Each entry here is to be restated word for word.
.....
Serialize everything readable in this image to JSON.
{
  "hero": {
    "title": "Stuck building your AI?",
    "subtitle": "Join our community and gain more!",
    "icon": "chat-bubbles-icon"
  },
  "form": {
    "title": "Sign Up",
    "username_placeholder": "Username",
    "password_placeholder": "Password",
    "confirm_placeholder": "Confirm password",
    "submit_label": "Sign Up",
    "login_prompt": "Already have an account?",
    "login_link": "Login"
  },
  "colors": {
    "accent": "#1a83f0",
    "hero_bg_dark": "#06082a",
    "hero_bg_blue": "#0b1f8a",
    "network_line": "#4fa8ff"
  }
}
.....
Exercise answer
Serialize everything readable in this image to JSON.
{
  "hero": {
    "title": "Stuck building your AI?",
    "subtitle": "Join our community and gain more!",
    "icon": "chat-bubbles-icon"
  },
  "form": {
    "title": "Sign Up",
    "username_placeholder": "Username",
    "password_placeholder": "Password",
    "confirm_placeholder": "Confirm password",
    "submit_label": "Sign Up",
    "login_prompt": "Already have an account?",
    "login_link": "Login"
  },
  "colors": {
    "accent": "#1a83f0",
    "hero_bg_dark": "#06082a",
    "hero_bg_blue": "#0b1f8a",
    "network_line": "#4fa8ff"
  }
}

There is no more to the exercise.